Nutritionists tell us that eating several smaller meals throughout the day is healthier than gorging out three times a day as we are accustomed to doing in the States. Actually, norteamericanos are not averse to snacking. It's just that we snack in addition to our three main meals of the day. We really seem to need to live up to the expectation that we are the biggest this and the largest that.

In contrast to the States, why are there so many food carts on the streets of Mexico? The Mexicans have cultivated the art of snacking to its highest form. And they know when to stop. (Just because street tacos.. something to die for when the wolf is at the door.. may be three for a buck does not mean that one actually must have six at a time.)

Desayuno (breakfast) is the first meal of the day, and is generally light. Coffee and a sweet roll are common, as well as fruit. Fruit may be served intact or in liquid form. Fruit that has been liquified in a blender, with a little cream or milk added, is called a licuado, while aguas are drinks made of liquified fruit and water. Sometimes a hearty breakfast is in order, and this may consist of frijoles (beans), eggs, meat, tortillas and cheese enchiladas.

And just around the comer, in the late morning, eleven or so, comes another meal. Almuerzo (which means brunch or maybe even lunch), is a bit heavier, especially when breakfast has been light. It may consist of dishes made with tortillas with meat or beans or perhaps with chiles and tomatoes.

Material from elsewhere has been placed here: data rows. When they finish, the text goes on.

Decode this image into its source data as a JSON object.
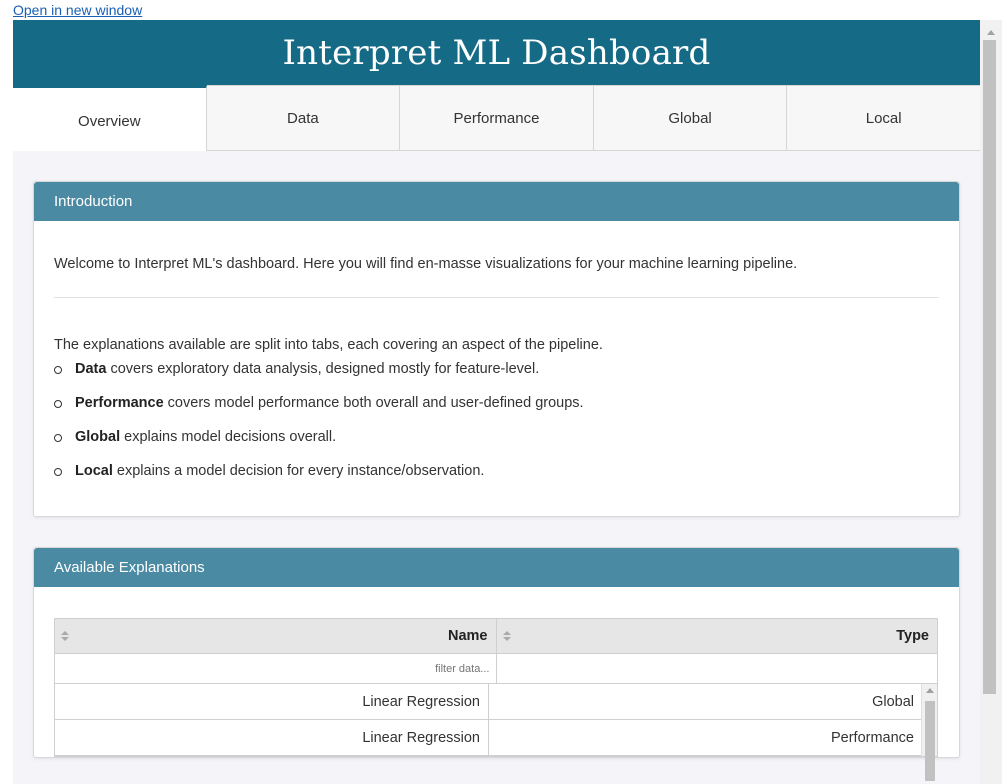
{
  "link": {
    "open_new_window": "Open in new window"
  },
  "banner": {
    "title": "Interpret ML Dashboard",
    "color": "#156a85"
  },
  "tabs": [
    {
      "label": "Overview",
      "active": true
    },
    {
      "label": "Data",
      "active": false
    },
    {
      "label": "Performance",
      "active": false
    },
    {
      "label": "Global",
      "active": false
    },
    {
      "label": "Local",
      "active": false
    }
  ],
  "introduction": {
    "header": "Introduction",
    "welcome": "Welcome to Interpret ML's dashboard. Here you will find en-masse visualizations for your machine learning pipeline.",
    "split_text": "The explanations available are split into tabs, each covering an aspect of the pipeline.",
    "bullets": [
      {
        "bold": "Data",
        "rest": " covers exploratory data analysis, designed mostly for feature-level."
      },
      {
        "bold": "Performance",
        "rest": " covers model performance both overall and user-defined groups."
      },
      {
        "bold": "Global",
        "rest": " explains model decisions overall."
      },
      {
        "bold": "Local",
        "rest": " explains a model decision for every instance/observation."
      }
    ]
  },
  "explanations": {
    "header": "Available Explanations",
    "columns": [
      "Name",
      "Type"
    ],
    "filter_placeholder": "filter data...",
    "rows": [
      {
        "name": "Linear Regression",
        "type": "Global"
      },
      {
        "name": "Linear Regression",
        "type": "Performance"
      }
    ]
  },
  "colors": {
    "card_header": "#4a8aa3",
    "background": "#f4f4f9"
  }
}
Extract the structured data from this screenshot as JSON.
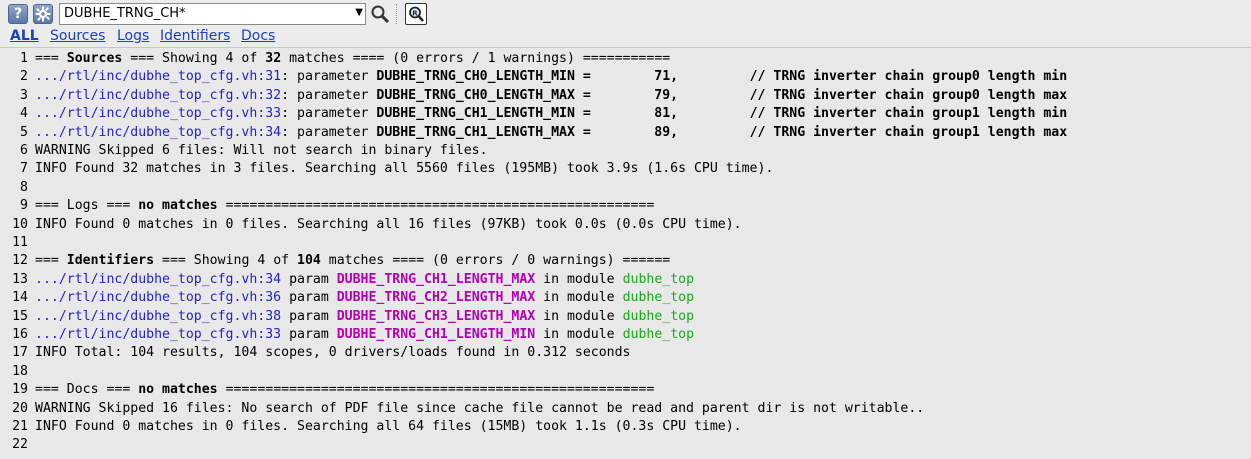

The big meal of the day comes at two or three in the afternoon. No, this is not just siesta time in Mexico, when life as we know it comes to a halt. This is the time for a serious meal, followed by a snooze. By four o'clock things get back to normal. La comida (the mid-afternoon dinner) consists of several courses. First comes the soup and pasta followed by a meat or fish dish with vegetables. Then comes the fruit or salad (yes, as in most of the world, the salad comes afier the main course).

Finally comes the dessert and coffee. This is a time for conviviality and relaxed con-versation (no wonder the Mexicans seem to have more cohesive social bonds than we, the fast-food junkies, seem to have). And what a delight this time of the day is: good food, good talk, the eyelids grow heavy, and there is even time built in for a guiltless power nap. Even in restaurants /U comida is more relaxed than we may be used to. The food is slower in coming out and it is assumed that the client is there to linger over the meal in a relaxed manner. Indeed, diners can usually stay as long as they wish, and the bill is not brought out until it is requested.

An early evening snack (merienda), something like an afternoon tea which occurs at about 6:00 or 7:00, may consist of pastries and coffee, tea or soft drinks. This is a time for pleasant conversation at the end of the day.

But we are still not through. A final meal or supper (cena) can occur quite late by U.S. standards, often at 9:00 in the evening. Leftovers from the afternoon meal may be served, or perhaps tacos, a sandwich, or sweet breads (pan dulce). This is not a time to overeat and then to sleep on a frill stomach. But why would one need to overeat when this is the fifth meal of the day?

By U.S. standards the traditional meals of Mexico are frequent, more socially oriented, and more relaxed. But it is all changing. As Mexico modernizes, as the cities grow larger, as distances between home and work become greater, as modern technology invades the old social structures and ways of interacting, fast food becomes more convenient, more anractive. How long will it be before the post-comida siesta becomes a relic of times past?